So, other stuff happened yesterday, not the least of which being a long awaited King County Superior Court ruling declaring unconstitutional our state's voter-approved initiative requiring a two-thirds vote of legislators to increase taxes or close tax loopholes. Needless to say, serial supermajority initiative sponsor Tim Eyman was pissed, issuing a press release (or whatever it is that Eyman issues) railing against a "Seattle judge" for "contradicting various High Court rulings":
Three times the state Supreme Court has decided to leave it to the Legislature and to the people to set the rules for raising taxes. Today a King County judge decided otherwise, contradicting various High Court rulings. The Attorney General’s team made – very persuasively – the exact same legal arguments that earned a unanimous 9-0 ruling in 2009 (written by the most liberal justice Mary Fairhurst).
But this particular judge chose to ignore those same arguments and disregard that previous ruling. Is it any wonder that opponents chose to file their case before a Seattle judge? Thank goodness the Attorney General will appeal.
Uh-huh. Except (surprise!) Eyman isn't telling the truth. While the supermajority requirement was first approved by voters in 1993 with Initiative 601, and while their have been several court cases since seeking to challenge its provisions, no Washington court had ever before ruled on the underlying constitutional question: Can the minimum threshold for approving legislation be changed via legislation, or only through a constitutional amendment?
Plaintiffs had previously asked the state Supreme Cout to rule on this issue, but each time the justices punted, claiming either that the issue was not yet ripe, or that the plaintiffs lacked standing, or most recently, that the court did not have the jurisdiction to involve itself in disputes over parliamentary procedures.

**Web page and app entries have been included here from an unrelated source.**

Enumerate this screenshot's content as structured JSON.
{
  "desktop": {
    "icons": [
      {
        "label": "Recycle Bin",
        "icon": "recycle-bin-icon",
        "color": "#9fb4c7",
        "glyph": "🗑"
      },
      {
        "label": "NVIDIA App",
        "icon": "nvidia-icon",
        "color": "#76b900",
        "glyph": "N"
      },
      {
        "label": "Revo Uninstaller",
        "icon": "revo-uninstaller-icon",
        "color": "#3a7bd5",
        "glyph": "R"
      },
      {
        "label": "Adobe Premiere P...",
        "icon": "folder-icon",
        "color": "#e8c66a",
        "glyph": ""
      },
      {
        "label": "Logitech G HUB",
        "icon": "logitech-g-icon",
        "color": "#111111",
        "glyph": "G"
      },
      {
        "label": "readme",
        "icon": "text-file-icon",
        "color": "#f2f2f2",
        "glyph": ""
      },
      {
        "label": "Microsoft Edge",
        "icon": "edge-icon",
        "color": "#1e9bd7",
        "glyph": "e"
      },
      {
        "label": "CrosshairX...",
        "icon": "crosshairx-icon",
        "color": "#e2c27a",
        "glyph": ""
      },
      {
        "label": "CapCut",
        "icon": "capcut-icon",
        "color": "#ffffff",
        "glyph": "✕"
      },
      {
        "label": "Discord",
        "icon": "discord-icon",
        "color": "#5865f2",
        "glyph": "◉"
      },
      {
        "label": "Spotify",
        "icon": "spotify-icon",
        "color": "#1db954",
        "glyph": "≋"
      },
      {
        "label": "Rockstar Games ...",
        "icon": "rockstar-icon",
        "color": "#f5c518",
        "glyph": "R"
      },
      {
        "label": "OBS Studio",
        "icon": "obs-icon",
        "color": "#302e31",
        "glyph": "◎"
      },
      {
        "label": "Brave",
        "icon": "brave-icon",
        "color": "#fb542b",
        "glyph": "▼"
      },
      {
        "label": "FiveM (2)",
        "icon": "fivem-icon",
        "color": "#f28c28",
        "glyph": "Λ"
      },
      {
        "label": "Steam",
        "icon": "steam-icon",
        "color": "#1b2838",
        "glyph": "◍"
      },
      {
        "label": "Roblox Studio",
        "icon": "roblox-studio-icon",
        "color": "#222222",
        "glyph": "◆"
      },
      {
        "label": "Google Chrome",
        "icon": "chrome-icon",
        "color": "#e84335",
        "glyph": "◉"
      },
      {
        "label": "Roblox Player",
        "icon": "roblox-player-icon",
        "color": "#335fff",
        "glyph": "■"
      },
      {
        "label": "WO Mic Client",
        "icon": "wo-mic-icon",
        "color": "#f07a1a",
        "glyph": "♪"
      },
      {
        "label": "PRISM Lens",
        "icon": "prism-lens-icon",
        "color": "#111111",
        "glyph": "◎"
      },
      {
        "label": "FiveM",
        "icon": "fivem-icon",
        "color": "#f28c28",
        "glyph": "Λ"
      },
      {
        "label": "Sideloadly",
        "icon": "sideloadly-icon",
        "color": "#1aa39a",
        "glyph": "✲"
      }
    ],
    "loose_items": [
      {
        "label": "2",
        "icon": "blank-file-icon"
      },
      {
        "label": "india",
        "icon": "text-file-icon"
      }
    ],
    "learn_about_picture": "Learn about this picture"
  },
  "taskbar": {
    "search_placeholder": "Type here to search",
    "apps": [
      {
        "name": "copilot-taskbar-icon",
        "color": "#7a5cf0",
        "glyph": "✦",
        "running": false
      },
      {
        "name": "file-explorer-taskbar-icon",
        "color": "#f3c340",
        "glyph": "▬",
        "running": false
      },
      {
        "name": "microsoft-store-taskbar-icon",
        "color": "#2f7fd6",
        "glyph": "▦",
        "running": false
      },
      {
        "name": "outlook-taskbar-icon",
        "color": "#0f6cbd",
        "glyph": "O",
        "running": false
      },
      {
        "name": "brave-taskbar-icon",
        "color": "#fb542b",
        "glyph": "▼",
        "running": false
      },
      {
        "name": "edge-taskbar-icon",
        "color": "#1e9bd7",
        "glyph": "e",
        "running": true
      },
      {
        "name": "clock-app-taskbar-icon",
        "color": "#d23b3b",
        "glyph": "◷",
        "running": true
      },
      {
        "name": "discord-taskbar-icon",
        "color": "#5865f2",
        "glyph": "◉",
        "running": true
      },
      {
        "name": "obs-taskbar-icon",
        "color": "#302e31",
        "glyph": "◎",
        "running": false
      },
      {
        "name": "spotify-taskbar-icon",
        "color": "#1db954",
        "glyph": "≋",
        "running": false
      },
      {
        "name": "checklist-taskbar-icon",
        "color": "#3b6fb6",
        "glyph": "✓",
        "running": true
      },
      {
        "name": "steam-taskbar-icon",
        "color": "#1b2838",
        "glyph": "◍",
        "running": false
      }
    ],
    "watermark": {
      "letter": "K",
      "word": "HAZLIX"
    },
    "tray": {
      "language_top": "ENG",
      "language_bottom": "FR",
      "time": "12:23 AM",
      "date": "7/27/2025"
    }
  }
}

So no, Judge Bruce Heller did not "disregard" or "contradict" any previous rulings, and no the Attorney General did not win the 2009 case based on "the exact same legal arguments." That's just typical Eyman bullshit. For the first time ever a Washington court has ruled that "the Constitution restricts the legislature's and the people's ability to require a supermajority for the passage of tax measures."
Reading through Judge Heller's 21-page opinion two things leap from the page: 1) The underlying issue is pretty damn open and shut, and 2) he spends an awful lot of time addressing the "justiciability" question—that is, should the case be heard? Taken together this suggests that should the AG ultimately prevail on appeal, it won't be on the underlying issue, but rather because our justices choose to punt once again.
ARTICLE 2, SECTION 22, PASSAGE OF BILLS. No bill shall become a law unless on its final passage the vote be taken by yeas and nays, the names of the members voting for and against the same be entered on the journal of each house, and a majority of the members elected to each house be recorded thereon as voting in its favor.
There are 16 circumstances in which Washington's Constitution specifies supermajority requirements, but this is not one of them, and there is zero direct precedent to suggest that this simple majority is merely a floor upon which legislators (or the people via initiative) can add further requirements. There are a number of other states that have adopted supermajority requirements for enacting tax-related bills, and all of them have done so via constitutional amendment, even those whose constitutions contain similar language. Only two states, California and Alaska have attempted to impose supermajority requirements legislatively, and in both cases the courts have rejected the argument that the majority vote requirement as set forth in their respective constitutions merely constituted a floor.
If a majority of Washington's justices were to adopt the AG's position and reverse Judge Heller on this fundamental question, it would set Washington apart as the only state in the nation to adopt this novel interpretation. Such a decision would also stand apart from the precedent established in Gerberding v. Munroe (1998), where the court rejected similar arguments about minimum requirements in striking down voter-approved term limits on state elected officials.
The supermajority provision imposed by Eyman's Initiative 1053 (and by I-1185, the "Son of I-1053" initiative for which he's currently gathering signatures) is unquestionably unconstitutional. And if the Supreme Court rules otherwise I will strip naked and dance the Hopak in the Temple of Justice. And I'm a terrible dancer.
But that doesn't mean this challenge is a sure thing. Our popularly elected judges, faced with tossing out an initiative popularly approved by voters four times over the past 20 years, may yet seize upon justiciability to escape ruling on the underlying constitutional issue once again. It would be difficult given Judge Heller's ruling, not to mention cowardly and craven, but not out of character for a court that fears the wrath of voters as much as any other elected body.
Nothing has done more to undermine the ability of our state to fund essential services than this undemocratic and unconstitutional supermajority provision that essentially gives 17 conservative senators veto power over our state budget. Raising taxes will never be easy, what with every substantive tax increase inevitably coming before voters either by referendum or initiative. But with the supermajority provision out of the way, we can finally start debating both sides of the budget balance sheet instead of just summarily dismissing talk of new revenue as mere talk. And that at least would raise the possibility of addressing the tax structure issue that is at the heart of our state's perpetual budget crisis.